Tomorrow, come rain or shine, individuals and organizations will gather outside of New York Gov. Andrew Cuomo’s Manhattan office to demand that he immediately end the agreement that brought Immigration and Customs Enforcement’s (ICE’s) “Secure Communities” mass deportation program to New York State exactly one year ago.
The rally, scheduled to start at 11 am EST, comes in the midst of heightened (and dare I say long overdue) controversy around the S-Comm program that requires police to automatically forward the fingerprints of every arrested person to federal immigration databases . Earlier this month the Congressional Hispanic Caucus asked President Obama for a moratorium on the program on the grounds that the program deports “good” immigrants not just those with criminal backgrounds. Last Friday, U.S. Congressional members representing parts of New York, Congresswoman Velazquez and Congressman Serrano, sent a a letter to NY Governor Cuomo requesting that he pull the state from the program citing how it has become “a mass deportation immigration enforcement tool.”
This assertion, that the problem with Secure Communities is not just that it targets “good” immigrants along with the “bad” criminal ones, but that it is part of a larger enforcement, detention, and deportation machine that has been amped up under Obama, sets this NY campaign somewhat apart from others. Campaigns in Maryland and bills like the SMART bill in Illinois and the TRUST Act in California focus on the “misuse” of the program in deporting those without serious criminal convictions as opposed to an all out recall of the program for the way it furthers a national immigration policy that refuses to acknowledge the humanity of immigrants in favor of deportation.
Another key point made by some in the struggle against Secure Communities is that it fosters a climate of mistrust between communities and law enforcement and encourages immigrants both to not report crimes and to not cooperate.
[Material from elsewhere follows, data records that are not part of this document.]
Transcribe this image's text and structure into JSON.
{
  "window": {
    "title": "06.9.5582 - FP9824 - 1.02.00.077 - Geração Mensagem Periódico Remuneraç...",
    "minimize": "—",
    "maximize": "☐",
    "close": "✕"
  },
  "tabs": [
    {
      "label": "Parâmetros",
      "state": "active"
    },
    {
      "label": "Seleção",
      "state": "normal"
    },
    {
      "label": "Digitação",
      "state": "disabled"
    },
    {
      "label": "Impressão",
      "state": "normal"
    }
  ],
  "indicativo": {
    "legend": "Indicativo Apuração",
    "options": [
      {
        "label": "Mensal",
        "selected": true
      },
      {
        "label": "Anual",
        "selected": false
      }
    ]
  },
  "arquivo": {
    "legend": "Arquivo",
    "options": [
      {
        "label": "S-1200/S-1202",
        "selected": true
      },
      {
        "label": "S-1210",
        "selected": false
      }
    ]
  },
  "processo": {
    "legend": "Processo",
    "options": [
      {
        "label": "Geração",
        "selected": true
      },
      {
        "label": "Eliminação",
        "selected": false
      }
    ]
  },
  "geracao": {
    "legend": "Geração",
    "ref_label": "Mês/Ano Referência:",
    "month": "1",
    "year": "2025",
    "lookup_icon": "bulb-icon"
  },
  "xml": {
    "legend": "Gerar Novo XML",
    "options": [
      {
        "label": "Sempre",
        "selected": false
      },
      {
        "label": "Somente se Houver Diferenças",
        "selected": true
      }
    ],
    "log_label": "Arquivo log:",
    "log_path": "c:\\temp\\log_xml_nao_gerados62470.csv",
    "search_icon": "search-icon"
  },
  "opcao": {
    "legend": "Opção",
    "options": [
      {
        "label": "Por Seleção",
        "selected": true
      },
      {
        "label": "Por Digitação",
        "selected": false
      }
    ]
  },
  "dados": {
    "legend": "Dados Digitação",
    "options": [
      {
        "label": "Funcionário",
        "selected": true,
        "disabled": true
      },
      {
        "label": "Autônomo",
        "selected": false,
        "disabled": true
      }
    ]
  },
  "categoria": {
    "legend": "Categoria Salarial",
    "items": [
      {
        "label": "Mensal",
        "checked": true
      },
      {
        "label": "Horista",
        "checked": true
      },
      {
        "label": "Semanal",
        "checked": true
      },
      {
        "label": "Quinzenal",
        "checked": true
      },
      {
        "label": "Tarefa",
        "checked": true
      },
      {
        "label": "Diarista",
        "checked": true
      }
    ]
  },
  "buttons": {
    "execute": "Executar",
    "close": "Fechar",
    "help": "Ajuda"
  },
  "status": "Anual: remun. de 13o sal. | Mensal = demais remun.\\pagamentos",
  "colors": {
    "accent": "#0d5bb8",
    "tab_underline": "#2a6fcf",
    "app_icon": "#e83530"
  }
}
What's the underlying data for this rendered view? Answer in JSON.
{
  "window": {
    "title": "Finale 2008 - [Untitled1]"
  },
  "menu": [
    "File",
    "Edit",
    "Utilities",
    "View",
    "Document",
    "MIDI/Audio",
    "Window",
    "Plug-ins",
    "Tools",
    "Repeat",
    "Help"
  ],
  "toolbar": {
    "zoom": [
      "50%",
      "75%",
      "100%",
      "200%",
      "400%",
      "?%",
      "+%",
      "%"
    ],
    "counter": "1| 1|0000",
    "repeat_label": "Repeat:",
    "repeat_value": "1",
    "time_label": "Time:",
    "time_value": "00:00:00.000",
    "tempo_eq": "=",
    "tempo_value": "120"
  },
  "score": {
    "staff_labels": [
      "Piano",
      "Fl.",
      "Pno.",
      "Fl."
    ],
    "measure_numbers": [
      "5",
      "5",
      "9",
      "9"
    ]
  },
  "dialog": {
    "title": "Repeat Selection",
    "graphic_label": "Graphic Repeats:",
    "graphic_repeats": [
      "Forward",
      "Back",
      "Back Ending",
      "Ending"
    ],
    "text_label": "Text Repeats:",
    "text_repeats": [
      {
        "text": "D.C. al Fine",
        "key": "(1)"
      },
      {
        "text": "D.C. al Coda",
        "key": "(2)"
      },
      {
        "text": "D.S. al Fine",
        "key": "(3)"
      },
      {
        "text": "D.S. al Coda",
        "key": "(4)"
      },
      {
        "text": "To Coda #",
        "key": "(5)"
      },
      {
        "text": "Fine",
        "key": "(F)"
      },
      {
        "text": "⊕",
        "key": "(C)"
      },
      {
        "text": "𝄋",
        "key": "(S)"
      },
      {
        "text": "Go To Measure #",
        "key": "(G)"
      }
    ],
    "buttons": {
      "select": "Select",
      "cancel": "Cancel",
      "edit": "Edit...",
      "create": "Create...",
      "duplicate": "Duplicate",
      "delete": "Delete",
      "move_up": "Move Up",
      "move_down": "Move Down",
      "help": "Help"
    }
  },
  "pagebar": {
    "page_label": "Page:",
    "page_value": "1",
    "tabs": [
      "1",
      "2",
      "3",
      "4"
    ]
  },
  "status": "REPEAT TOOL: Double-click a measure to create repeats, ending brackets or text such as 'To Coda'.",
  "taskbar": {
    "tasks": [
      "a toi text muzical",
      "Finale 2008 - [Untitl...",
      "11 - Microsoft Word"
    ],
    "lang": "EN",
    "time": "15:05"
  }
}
This is exemplified by what happened to Isaura Garcia, a battered woman whose call to 911 led to her being put into deportation proceedings (which have been stopped). This is like what happened to Maria Bolanos last year. Some, myself included, argue that the relationship between law enforcement and people of color immigrant communities has always been one of mistrust and rightfully so given how our communities are locked-down by discrimnatory stop and frisk practices and are victim to selective enforcement that attempts to excuse abuse. Most recently, Los Angeles County Sheriff Baca has become the latest police spokesperson for racial profiling, touting Secure Communities as something that undocumented communities essentially deserve.
Today Baca came out in favor of S-Comm saying it works because it deports “the bad guys”. It seems though, according the Baca, all undocumented immigrants are “bad”. On a radio show last week, Lee Baca, said that he doesn’t believe that undocumented people have civil rights (saying without a hint of irony that he supports human rights), that he supports deporting people with minor traffic violations and those charged with crimes, not just those convicted of crimes. In the interview Baca parrots what many defenders of racial profiling say, that those stopped and arrested are always engaged in illegal activity, denying proven racial profiling across the country. There is a push for Sheriff Baca to either retract his statements, which go against the basic precept of equal protection under the law, or resign.
For those in NYC the details of the rally are :
Wednesday, May 18
633 3rd Ave (between 40th St and 41st St)
Closest subways are the 4,5,6, and 7 trains.
For those that are not in NYC but want to add support to stopping S-Comm in the state, Change.org has a petition.